> [WHAT TO PRODUCE]:
Word for word, reproduce every line of the data below.

(Dataset rows for apps and sites)

□ □ □ □ □ □ □

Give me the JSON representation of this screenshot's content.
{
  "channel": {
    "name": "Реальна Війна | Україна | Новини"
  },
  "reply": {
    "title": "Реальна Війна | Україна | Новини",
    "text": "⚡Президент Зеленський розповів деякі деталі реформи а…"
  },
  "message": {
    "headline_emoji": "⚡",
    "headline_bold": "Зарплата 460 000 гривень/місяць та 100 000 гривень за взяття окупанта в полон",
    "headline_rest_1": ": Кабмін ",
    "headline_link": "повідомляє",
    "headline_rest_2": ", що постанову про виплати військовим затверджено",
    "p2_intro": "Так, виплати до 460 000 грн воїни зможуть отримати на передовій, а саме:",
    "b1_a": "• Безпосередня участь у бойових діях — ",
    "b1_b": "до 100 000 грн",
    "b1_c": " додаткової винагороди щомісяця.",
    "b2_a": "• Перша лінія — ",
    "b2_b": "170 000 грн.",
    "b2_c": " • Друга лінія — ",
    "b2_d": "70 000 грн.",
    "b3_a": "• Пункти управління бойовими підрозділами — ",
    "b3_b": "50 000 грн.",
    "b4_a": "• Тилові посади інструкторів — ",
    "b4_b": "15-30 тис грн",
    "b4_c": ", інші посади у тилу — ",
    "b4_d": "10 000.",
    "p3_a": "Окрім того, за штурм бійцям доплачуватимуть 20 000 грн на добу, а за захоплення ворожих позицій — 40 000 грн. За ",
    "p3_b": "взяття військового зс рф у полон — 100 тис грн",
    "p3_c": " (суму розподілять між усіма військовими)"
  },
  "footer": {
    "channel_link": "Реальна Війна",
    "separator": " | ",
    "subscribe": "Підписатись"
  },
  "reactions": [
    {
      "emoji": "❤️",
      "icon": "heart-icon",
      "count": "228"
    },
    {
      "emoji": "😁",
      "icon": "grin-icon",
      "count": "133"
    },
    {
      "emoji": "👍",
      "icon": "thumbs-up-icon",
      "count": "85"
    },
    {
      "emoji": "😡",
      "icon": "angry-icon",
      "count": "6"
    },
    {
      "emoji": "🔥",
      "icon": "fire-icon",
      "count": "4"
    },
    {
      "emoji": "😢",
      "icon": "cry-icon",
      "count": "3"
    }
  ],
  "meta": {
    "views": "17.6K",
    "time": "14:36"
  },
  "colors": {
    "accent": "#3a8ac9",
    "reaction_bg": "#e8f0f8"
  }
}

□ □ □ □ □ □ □

> [SOLUTION]:
Give me the JSON representation of this screenshot's content.
{
  "channel": {
    "name": "Реальна Війна | Україна | Новини"
  },
  "reply": {
    "title": "Реальна Війна | Україна | Новини",
    "text": "⚡Президент Зеленський розповів деякі деталі реформи а…"
  },
  "message": {
    "headline_emoji": "⚡",
    "headline_bold": "Зарплата 460 000 гривень/місяць та 100 000 гривень за взяття окупанта в полон",
    "headline_rest_1": ": Кабмін ",
    "headline_link": "повідомляє",
    "headline_rest_2": ", що постанову про виплати військовим затверджено",
    "p2_intro": "Так, виплати до 460 000 грн воїни зможуть отримати на передовій, а саме:",
    "b1_a": "• Безпосередня участь у бойових діях — ",
    "b1_b": "до 100 000 грн",
    "b1_c": " додаткової винагороди щомісяця.",
    "b2_a": "• Перша лінія — ",
    "b2_b": "170 000 грн.",
    "b2_c": " • Друга лінія — ",
    "b2_d": "70 000 грн.",
    "b3_a": "• Пункти управління бойовими підрозділами — ",
    "b3_b": "50 000 грн.",
    "b4_a": "• Тилові посади інструкторів — ",
    "b4_b": "15-30 тис грн",
    "b4_c": ", інші посади у тилу — ",
    "b4_d": "10 000.",
    "p3_a": "Окрім того, за штурм бійцям доплачуватимуть 20 000 грн на добу, а за захоплення ворожих позицій — 40 000 грн. За ",
    "p3_b": "взяття військового зс рф у полон — 100 тис грн",
    "p3_c": " (суму розподілять між усіма військовими)"
  },
  "footer": {
    "channel_link": "Реальна Війна",
    "separator": " | ",
    "subscribe": "Підписатись"
  },
  "reactions": [
    {
      "emoji": "❤️",
      "icon": "heart-icon",
      "count": "228"
    },
    {
      "emoji": "😁",
      "icon": "grin-icon",
      "count": "133"
    },
    {
      "emoji": "👍",
      "icon": "thumbs-up-icon",
      "count": "85"
    },
    {
      "emoji": "😡",
      "icon": "angry-icon",
      "count": "6"
    },
    {
      "emoji": "🔥",
      "icon": "fire-icon",
      "count": "4"
    },
    {
      "emoji": "😢",
      "icon": "cry-icon",
      "count": "3"
    }
  ],
  "meta": {
    "views": "17.6K",
    "time": "14:36"
  },
  "colors": {
    "accent": "#3a8ac9",
    "reaction_bg": "#e8f0f8"
  }
}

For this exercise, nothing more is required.